If I had any doubts about this answer, they disappeared after I saw Modern Times Sunday afternoon at the Old Town Music Hall in El Segundo, California.
After spending the greater part of last year in New York City, it is wonderful to be back home for a couple of weeks to a place where the weather is how I like it. But even better is to discover a gem in the vicinity about which I had never known before.
At the beginning of Sunday’s program at the Old Town Music Hall, Bill Field, one of the men who reopened the theater in 1968, gave us some background about the theater, which originally opened in 1921, before sitting down at the Mighty Wurlitzer Theater Pipe Organ.
The lights dimmed, the curtains opened behind him, and there in front of us was an array of pipes and bells, outlined in electric lighting.
And then Field began to play, and I could hardly believe that all that music came from one man playing one instrument. The style was recognizable from silent movie soundtracks, but hearing it live – and seeing those brilliant pipes move – was something else in its entirety. After about a ten minute medley of tunes, the screen lowered, and slides prompted us with lyrics to sing along with the music, ending with “You’re a Grand Old Flag.”
Next, we were treated to a hilarious Laurel and Hardy short, That’s My Wife from 1929, still accompanied by Bill Field on that magnificent organ. A full three decades before Some Like It Hot in 1959, this short makes extensive use of a gag involving Stan Laurel dressed as a woman pretending to be Oliver Hardy’s wife.
From what I understood, the idea behind this presentation was the theater’s wish for us to get a taste of the Mighty Wurlitzer since Modern Times has its own soundtrack. But more than allow us to hear that gorgeous music, the program made me feel as though I had stepped back in time, back to when you could truly enjoy your time at the theater. The program allowed us to ease into the feature and set the appropriate tone for the afternoon.
Intermission time meant a quick trip to concessions to grab some popcorn. I never get popcorn when seeing a movie, but this just felt like going to see a movie properly, so popcorn only seemed natural.
I made my way back into the theater, and a few minutes later, and lights dimmed, and the wonder that is Modern Times began.
Before I continue, I must comment on the number of kids that were there. Kids with their parents, kids with their grandparents, kids of every age.
And in the audience sat a number of people still young at heart. For you should have heard how the entire room was laughing at the Tramp’s antics and misfortunes.

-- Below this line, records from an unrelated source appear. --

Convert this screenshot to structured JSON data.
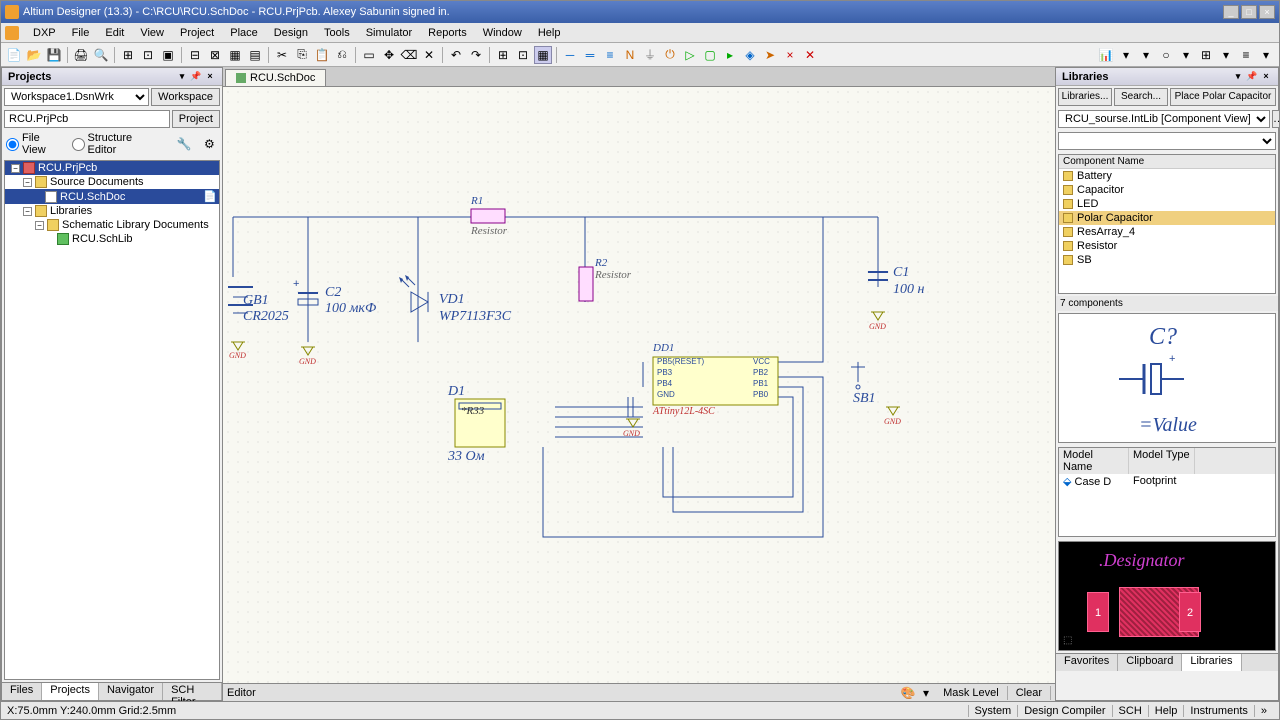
{
  "title": "Altium Designer (13.3) - C:\\RCU\\RCU.SchDoc - RCU.PrjPcb. Alexey Sabunin signed in.",
  "menu": {
    "dxp": "DXP",
    "file": "File",
    "edit": "Edit",
    "view": "View",
    "project": "Project",
    "place": "Place",
    "design": "Design",
    "tools": "Tools",
    "simulator": "Simulator",
    "reports": "Reports",
    "window": "Window",
    "help": "Help"
  },
  "projects": {
    "title": "Projects",
    "workspace": "Workspace1.DsnWrk",
    "workspace_btn": "Workspace",
    "project": "RCU.PrjPcb",
    "project_btn": "Project",
    "view_file": "File View",
    "view_struct": "Structure Editor",
    "tree": {
      "root": "RCU.PrjPcb",
      "src": "Source Documents",
      "schdoc": "RCU.SchDoc",
      "libs": "Libraries",
      "schlibdocs": "Schematic Library Documents",
      "schlib": "RCU.SchLib"
    }
  },
  "doc_tab": "RCU.SchDoc",
  "schematic": {
    "gb1": "GB1",
    "gb1_val": "CR2025",
    "c2": "C2",
    "c2_val": "100 мкФ",
    "vd1": "VD1",
    "vd1_val": "WP7113F3C",
    "r1": "R1",
    "r1_val": "Resistor",
    "r2": "R2",
    "r2_val": "Resistor",
    "d1": "D1",
    "d1_val": "*R33",
    "d1_bot": "33 Ом",
    "dd1": "DD1",
    "dd1_val": "ATtiny12L-4SC",
    "dd1_pins_l": [
      "PB5(RESET)",
      "PB3",
      "PB4",
      "GND"
    ],
    "dd1_pins_r": [
      "VCC",
      "PB2",
      "PB1",
      "PB0"
    ],
    "c1": "C1",
    "c1_val": "100 н",
    "sb1": "SB1",
    "gnd": "GND"
  },
  "libraries": {
    "title": "Libraries",
    "btn_libs": "Libraries...",
    "btn_search": "Search...",
    "btn_place": "Place Polar Capacitor",
    "selected_lib": "RCU_sourse.IntLib [Component View]",
    "filter": "",
    "col_name": "Component Name",
    "items": [
      "Battery",
      "Capacitor",
      "LED",
      "Polar Capacitor",
      "ResArray_4",
      "Resistor",
      "SB"
    ],
    "count": "7 components",
    "preview_des": "C?",
    "preview_val": "=Value",
    "model_name_hdr": "Model Name",
    "model_type_hdr": "Model Type",
    "model_name": "Case D",
    "model_type": "Footprint",
    "fp_designator": ".Designator",
    "fp_pad1": "1",
    "fp_pad2": "2"
  },
  "bottom_tabs_left": [
    "Files",
    "Projects",
    "Navigator",
    "SCH Filter"
  ],
  "editor_label": "Editor",
  "bottom_right": {
    "mask": "Mask Level",
    "clear": "Clear"
  },
  "bottom_tabs_right": [
    "Favorites",
    "Clipboard",
    "Libraries"
  ],
  "status": {
    "coords": "X:75.0mm Y:240.0mm    Grid:2.5mm",
    "items": [
      "System",
      "Design Compiler",
      "SCH",
      "Help",
      "Instruments"
    ]
  }
}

There was one woman in particular who had such a booming and infectious laugh that, mere minutes into the film, I anticipated hearing her laugh just as much as I anticipated the Tramp’s next comic misadventure.
Most poignant, right after the hilarious sequence involving the lunch feeding machine, as the screen momentarily faded to black, one of the kids sitting in front proclaimed audibly, “That was really funny.” And the audience burst into laughter again.
If the audience at the Old Town Music Hall is any indication, classic movies will continue to have long and healthy life for many years to come.